Ken Worpole recalls: “It was a heady time and there were lots of books about alternative culture and ideas, lots of interest in music and politics. It was very much part of what was happening in Hackney at the time in terms of the borough’s very lively counter-cultural scene.”
While the publishing arm of Centerprise would turn out to be its most commercially successful venture, the venue was also a meeting point for organisations and writers’ groups from all over East London, from Irish nationalists to feminist and lesbian groups.
Sheltering from Augusto Pinochet’s brutal regime at that time, Chilean exiles in London would meet at Centerprise.
However, it would be misleading to brand Centerprise as just a hang-out for hippies, intellectuals, and all the non-mainstream groups of the time.
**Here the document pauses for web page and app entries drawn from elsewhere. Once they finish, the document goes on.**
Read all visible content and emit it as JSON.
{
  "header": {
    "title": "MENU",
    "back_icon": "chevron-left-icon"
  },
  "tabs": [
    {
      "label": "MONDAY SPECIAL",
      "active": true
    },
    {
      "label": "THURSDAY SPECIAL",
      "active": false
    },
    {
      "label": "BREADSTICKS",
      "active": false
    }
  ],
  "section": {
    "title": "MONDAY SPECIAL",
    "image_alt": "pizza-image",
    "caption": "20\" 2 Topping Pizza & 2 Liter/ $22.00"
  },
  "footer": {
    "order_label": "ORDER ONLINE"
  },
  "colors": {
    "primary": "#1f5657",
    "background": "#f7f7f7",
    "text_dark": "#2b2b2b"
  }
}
The local Communist Party, for example, didn’t meet there, and the Labour Party – then still staunchly on the Left – nonetheless viewed Centerprise with suspicion.
Drugs and anti-social activity were not tolerated.
End of an era
The pressures of running a collective were not easy to bear, which may explain why its golden days eventually came to an end, taking its toll on many involved.
The move to Kingsland High Street would lead to the organisation ultimately becoming more formal and hierarchical.
O’Rourke remembers: “We lived the work and the politics of community activism.
“It was one of the most hardest and stimulating times of my life – and it was tough for people with families. Most people who left did so because they were exhausted”.
Worpole, meanwhile, says: “I think you have to remember that it was part of a much wider community arts movement. Apart from Centerprise, you had Freeform, Hoxton Hall, Chats Palace, The Factory… There were a lot of community arts projects, very committed to multiculturalism, very committed to popular creativity.
“The idea at the time was cultural democracy, and I think those ideas are still very important.
“To have all these different things under one roof – nobody had done that before. It was a magic mixture, if you like”.
In more recent times, Centerprise contained a bookshop specialising in Afro-Caribbean literature and history, accompanied by a Caribbean restaurant and a space for community workshops.
Up until its closure it was paying an annual rent of just £520 (£10 per week) – a situation that Hackney Council was dissatisfied with.
These days, the area has become a strip of nightlife, full of revellers queuing for clubs.
The houses off the main roads, the Hackney Peace Carnival Mural on Dalston Lane, and the Rio Cinema are all that really remain as symbols of the Dalston of the 1970s.
The Kingsland High Street premises that housed Centerprise were, briefly, a ‘psychic medium’ centre, but this now appears to have disappeared.
The walls have been painted black and the shutters are down.
No sign pointing to the building’s previous history remains.
On the Record Community Interest Company is developing a project to record the history of Centerprise’s publishing project and create a permanent public archive.
They want to know how you think Centerprise’s work in publishing and community history should be remembered. They are collecting comments on their blog justanotherbookshop and can be contacted at firstname.lastname@example.org or on 0758 365 6338.